## WHAT TO WORK ON
Scan the data below for the string "return". Show every line where it turns up.

## DATA IN THIS EXERCISE

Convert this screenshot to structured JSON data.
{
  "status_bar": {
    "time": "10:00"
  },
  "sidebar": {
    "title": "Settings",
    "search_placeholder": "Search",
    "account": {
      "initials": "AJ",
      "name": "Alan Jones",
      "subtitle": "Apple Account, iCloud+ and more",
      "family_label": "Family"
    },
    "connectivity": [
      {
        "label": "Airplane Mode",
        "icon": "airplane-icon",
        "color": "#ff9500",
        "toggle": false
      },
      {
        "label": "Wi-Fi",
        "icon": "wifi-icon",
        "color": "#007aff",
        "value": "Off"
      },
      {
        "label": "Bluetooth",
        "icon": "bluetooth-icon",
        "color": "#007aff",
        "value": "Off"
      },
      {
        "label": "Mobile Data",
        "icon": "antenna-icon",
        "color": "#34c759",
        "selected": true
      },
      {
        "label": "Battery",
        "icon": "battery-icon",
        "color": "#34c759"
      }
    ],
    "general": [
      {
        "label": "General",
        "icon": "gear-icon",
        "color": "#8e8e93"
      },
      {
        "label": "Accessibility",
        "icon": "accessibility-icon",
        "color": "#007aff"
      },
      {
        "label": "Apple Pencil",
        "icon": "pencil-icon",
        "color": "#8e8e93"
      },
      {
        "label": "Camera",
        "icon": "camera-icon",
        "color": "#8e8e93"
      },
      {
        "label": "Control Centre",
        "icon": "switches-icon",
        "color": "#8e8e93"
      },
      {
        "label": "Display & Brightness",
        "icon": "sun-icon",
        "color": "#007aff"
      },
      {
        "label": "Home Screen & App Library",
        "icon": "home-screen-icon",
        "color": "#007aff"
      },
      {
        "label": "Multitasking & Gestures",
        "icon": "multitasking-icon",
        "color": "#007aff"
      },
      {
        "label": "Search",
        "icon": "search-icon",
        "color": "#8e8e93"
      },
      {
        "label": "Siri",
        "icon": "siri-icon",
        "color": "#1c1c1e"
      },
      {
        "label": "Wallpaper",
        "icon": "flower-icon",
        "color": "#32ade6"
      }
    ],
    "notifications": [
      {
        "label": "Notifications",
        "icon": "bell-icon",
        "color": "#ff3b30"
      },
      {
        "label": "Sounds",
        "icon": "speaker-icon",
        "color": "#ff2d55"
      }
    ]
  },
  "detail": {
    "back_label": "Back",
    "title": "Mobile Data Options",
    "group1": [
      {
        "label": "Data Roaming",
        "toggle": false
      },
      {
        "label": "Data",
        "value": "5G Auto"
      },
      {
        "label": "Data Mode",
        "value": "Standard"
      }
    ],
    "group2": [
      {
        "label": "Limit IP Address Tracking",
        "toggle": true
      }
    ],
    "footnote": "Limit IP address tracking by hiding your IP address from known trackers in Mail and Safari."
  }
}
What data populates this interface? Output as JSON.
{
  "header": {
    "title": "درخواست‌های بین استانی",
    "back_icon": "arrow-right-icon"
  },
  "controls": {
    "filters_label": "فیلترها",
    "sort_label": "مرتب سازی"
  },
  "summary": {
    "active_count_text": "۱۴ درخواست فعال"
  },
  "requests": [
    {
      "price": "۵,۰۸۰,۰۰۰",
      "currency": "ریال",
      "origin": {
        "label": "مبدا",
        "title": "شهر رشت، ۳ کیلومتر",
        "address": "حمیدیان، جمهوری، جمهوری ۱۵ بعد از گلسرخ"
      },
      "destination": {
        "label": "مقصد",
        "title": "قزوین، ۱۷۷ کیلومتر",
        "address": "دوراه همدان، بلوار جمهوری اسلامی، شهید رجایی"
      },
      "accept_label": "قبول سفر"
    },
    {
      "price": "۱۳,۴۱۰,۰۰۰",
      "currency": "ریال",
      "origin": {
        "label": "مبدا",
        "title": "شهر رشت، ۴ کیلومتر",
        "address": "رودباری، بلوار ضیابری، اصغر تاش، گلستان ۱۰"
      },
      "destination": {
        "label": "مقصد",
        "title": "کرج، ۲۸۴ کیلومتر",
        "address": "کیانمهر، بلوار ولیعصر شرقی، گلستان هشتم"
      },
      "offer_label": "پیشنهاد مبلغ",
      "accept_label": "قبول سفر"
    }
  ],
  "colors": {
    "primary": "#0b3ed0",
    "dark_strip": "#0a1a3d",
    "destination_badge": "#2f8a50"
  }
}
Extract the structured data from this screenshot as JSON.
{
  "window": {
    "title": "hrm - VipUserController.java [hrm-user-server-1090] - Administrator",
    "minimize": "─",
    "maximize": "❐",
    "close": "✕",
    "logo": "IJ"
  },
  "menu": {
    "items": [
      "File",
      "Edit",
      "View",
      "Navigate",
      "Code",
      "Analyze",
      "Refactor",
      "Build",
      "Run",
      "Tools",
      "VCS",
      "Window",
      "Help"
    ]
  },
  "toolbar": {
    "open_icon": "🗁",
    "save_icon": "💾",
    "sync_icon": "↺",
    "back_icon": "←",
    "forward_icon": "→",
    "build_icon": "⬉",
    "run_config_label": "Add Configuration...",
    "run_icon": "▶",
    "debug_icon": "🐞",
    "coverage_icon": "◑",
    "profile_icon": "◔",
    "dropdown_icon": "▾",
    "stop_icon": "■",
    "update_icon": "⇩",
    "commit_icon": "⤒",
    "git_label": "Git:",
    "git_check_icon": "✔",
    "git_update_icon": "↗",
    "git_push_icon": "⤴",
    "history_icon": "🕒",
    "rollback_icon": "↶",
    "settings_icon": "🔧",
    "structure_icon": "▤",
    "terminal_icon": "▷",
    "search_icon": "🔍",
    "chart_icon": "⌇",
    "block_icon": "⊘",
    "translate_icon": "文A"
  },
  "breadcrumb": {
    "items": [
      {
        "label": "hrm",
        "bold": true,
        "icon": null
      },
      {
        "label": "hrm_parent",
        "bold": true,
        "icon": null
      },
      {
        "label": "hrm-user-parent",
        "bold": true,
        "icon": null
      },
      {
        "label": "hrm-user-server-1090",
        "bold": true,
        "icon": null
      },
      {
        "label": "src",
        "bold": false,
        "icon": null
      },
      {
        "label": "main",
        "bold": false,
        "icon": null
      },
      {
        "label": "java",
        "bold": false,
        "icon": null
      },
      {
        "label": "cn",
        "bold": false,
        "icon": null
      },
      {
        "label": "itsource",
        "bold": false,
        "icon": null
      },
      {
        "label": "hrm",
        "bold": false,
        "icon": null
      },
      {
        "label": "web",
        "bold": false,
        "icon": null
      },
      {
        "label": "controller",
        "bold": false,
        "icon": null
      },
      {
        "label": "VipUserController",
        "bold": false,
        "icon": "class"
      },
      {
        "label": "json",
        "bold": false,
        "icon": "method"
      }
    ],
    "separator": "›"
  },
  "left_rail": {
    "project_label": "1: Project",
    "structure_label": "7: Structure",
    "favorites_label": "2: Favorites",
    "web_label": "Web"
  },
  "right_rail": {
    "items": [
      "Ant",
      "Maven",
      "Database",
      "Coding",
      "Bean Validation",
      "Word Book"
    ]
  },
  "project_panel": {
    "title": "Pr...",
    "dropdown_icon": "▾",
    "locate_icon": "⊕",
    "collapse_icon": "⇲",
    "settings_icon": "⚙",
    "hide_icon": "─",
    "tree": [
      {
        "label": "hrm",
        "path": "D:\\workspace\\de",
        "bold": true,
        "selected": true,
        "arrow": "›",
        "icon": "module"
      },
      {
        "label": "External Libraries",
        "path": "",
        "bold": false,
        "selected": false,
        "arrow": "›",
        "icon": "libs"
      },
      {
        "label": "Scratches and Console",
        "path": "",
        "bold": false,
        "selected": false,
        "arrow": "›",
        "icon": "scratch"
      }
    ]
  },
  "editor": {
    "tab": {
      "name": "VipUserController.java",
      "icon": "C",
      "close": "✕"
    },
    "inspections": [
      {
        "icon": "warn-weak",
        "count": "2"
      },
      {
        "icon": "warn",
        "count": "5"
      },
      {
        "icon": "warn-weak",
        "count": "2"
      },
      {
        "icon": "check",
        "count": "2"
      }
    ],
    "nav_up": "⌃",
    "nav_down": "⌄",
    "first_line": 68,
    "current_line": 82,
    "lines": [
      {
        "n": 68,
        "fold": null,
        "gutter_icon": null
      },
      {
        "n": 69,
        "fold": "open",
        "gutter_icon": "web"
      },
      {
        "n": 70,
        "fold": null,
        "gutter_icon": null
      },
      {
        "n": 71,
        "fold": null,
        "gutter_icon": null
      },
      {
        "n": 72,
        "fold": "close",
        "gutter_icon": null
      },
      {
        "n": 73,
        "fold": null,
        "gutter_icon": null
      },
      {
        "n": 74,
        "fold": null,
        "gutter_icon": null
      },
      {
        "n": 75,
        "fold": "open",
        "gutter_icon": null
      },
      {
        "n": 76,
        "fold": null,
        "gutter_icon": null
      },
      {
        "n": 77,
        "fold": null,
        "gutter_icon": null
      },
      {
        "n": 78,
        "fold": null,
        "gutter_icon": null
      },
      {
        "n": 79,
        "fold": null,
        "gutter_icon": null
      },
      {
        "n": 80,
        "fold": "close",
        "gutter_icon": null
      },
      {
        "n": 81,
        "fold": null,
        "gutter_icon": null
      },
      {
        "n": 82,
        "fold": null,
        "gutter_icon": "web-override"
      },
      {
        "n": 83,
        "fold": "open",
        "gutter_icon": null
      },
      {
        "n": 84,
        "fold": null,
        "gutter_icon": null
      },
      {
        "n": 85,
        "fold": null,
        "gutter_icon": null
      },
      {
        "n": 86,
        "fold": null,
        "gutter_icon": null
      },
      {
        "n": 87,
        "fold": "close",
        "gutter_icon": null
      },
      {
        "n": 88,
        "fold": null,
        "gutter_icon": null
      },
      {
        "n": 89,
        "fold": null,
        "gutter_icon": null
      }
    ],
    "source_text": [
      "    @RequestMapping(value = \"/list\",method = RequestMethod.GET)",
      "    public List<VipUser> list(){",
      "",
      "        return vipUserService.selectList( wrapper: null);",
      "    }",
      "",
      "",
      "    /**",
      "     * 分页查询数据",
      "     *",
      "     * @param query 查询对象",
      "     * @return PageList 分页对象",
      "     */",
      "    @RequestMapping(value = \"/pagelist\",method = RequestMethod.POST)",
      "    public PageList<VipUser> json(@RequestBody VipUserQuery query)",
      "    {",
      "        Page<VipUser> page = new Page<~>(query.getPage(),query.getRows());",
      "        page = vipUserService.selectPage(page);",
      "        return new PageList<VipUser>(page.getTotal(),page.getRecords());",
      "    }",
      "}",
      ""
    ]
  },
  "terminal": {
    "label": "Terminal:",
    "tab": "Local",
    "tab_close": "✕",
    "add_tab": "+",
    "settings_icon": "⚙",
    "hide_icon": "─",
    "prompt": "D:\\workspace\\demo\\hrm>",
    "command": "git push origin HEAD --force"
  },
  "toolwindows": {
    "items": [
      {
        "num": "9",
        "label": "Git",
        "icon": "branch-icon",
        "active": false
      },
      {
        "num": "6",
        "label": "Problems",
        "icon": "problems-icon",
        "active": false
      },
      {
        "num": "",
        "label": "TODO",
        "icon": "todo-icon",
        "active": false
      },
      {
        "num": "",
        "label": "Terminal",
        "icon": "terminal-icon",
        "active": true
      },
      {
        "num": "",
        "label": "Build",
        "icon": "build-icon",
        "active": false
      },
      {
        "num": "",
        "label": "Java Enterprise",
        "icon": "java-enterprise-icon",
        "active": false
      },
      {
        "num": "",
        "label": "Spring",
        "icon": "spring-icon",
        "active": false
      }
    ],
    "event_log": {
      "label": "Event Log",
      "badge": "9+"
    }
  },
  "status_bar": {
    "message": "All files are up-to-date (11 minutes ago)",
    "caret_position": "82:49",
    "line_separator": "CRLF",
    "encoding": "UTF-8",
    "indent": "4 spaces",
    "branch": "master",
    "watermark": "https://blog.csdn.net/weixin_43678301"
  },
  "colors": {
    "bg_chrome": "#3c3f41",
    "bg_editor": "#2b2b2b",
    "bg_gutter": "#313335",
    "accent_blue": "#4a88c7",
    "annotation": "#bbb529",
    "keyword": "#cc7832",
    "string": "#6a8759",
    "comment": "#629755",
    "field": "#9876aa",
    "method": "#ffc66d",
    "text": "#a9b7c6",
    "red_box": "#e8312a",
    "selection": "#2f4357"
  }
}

## COMPLETED TASK
      "        return vipUserService.selectList( wrapper: null);",
      "     * @return PageList 分页对象",
      "        return new PageList<VipUser>(page.getTotal(),page.getRecords());",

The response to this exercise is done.